Now For various reasons our women out there find it worth to abort, here is another time of dilemma when and how do you confirm the abortion process was successful.
How do I know my abortion has been successful? Am I still pregnant after my abortion?
With questions like this in mind, the best way to get the reassurance that the abortion has been successful, especially if you have taken the abortion pill(s), is to do a pregnancy test.
Your pregnancy test after abortion
We advise that you take a pregnancy test 4 weeks after your treatment to confirm that your abortion has been successful and that your body is returning to normal.
If you take the test too early, it may show a false positive. This is because the pregnancy hormone may still be present in your body.
Avoid digital pregnancy tests after abortion
Please be aware that it’s not advisable to take a digital pregnancy test after your treatment. This is because digital tests are very sensitive and may pick up even the slightest trace of pregnancy hormones in your body, anything up to 8 weeks post-treatment. So you might think you’re still pregnant when you are most probably not.
Understanding the pregnancy test results
A negative pregnancy result
If you’ve had no issues following your abortion – and have a negative pregnancy test – you do not need further follow-up.
A negative which then appears as a positive test result
If you get a negative test – which later appears to be positive – check whether or not you read the pregnancy test within the time stated on the packaging. Results read outside of the given timescale may not be reliable. If in doubt, repeat the test.
A positive pregnancy result
If you have a positive pregnancy test at 4 weeks after treatment – but do not have any pregnancy symptoms – take a second test at 5 weeks.
Can I get pregnant straight after my abortion?
Yes. It’s possible for women to become pregnant immediately following an abortion, so please ensure you do not have unprotected sex after your abortion.
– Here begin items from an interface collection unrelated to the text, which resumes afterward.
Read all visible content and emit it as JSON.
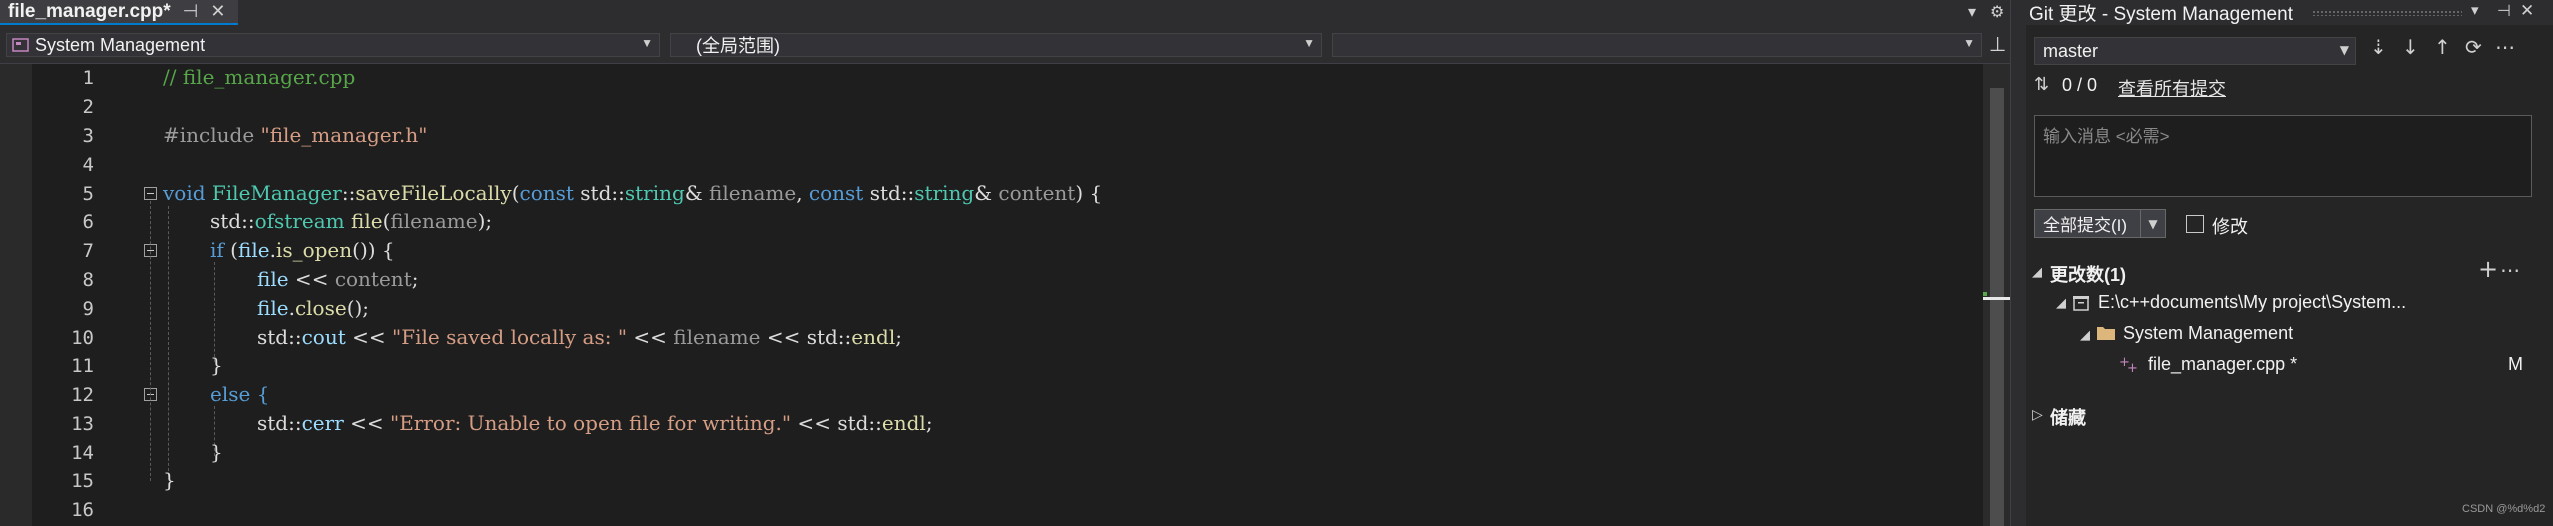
{
  "editor_tab": {
    "label": "file_manager.cpp*",
    "pin": "⊣",
    "close": "✕"
  },
  "tabstrip_icons": {
    "dropdown": "▾",
    "settings": "⚙"
  },
  "navbar": {
    "project": "System Management",
    "scope": "(全局范围)",
    "member": ""
  },
  "code": {
    "line_numbers": [
      "1",
      "2",
      "3",
      "4",
      "5",
      "6",
      "7",
      "8",
      "9",
      "10",
      "11",
      "12",
      "13",
      "14",
      "15",
      "16"
    ],
    "l1": "// file_manager.cpp",
    "l3a": "#include ",
    "l3b": "\"file_manager.h\"",
    "l5": {
      "kw_void": "void",
      "cls": "FileManager",
      "sep": "::",
      "fn": "saveFileLocally",
      "p1": "(",
      "kw_const1": "const",
      "ns1": " std::",
      "type1": "string",
      "amp1": "& ",
      "arg1": "filename",
      "comma": ", ",
      "kw_const2": "const",
      "ns2": " std::",
      "type2": "string",
      "amp2": "& ",
      "arg2": "content",
      "end": ") {"
    },
    "l6": {
      "ns": "std::",
      "type": "ofstream",
      "sp": " ",
      "var": "file",
      "rest_a": "(",
      "arg": "filename",
      "rest_b": ");"
    },
    "l7": {
      "kw": "if",
      "a": " (",
      "var": "file",
      "dot": ".",
      "fn": "is_open",
      "b": "()) {"
    },
    "l8": {
      "var": "file",
      "op": " << ",
      "arg": "content",
      "end": ";"
    },
    "l9": {
      "var": "file",
      "dot": ".",
      "fn": "close",
      "end": "();"
    },
    "l10": {
      "a": "std::",
      "b": "cout",
      "c": " << ",
      "str": "\"File saved locally as: \"",
      "d": " << ",
      "arg": "filename",
      "e": " << ",
      "f": "std::",
      "g": "endl",
      "h": ";"
    },
    "l11": "}",
    "l12": "else {",
    "l13": {
      "a": "std::",
      "b": "cerr",
      "c": " << ",
      "str": "\"Error: Unable to open file for writing.\"",
      "d": " << ",
      "f": "std::",
      "g": "endl",
      "h": ";"
    },
    "l14": "}",
    "l15": "}"
  },
  "git_panel": {
    "title": "Git 更改 - System Management",
    "title_icons": {
      "dropdown": "▾",
      "pin": "⊣",
      "close": "✕"
    },
    "branch": "master",
    "sync_icons": {
      "fetch": "⇣",
      "pull": "↓",
      "push": "↑",
      "sync": "⟳",
      "more": "⋯"
    },
    "commits_counter": "0 / 0",
    "view_all_commits": "查看所有提交",
    "commit_placeholder": "输入消息 <必需>",
    "commit_all_button": "全部提交(I)",
    "amend_label": "修改",
    "changes_header": "更改数(1)",
    "repo_path": "E:\\c++documents\\My project\\System...",
    "folder": "System Management",
    "changed_file": "file_manager.cpp *",
    "file_status": "M",
    "stashes_header": "储藏",
    "watermark": "CSDN @%d%d2"
  }
}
We offer a range of contraception options at the time of treatment.
Article reviewed By – Your Nurse Solomon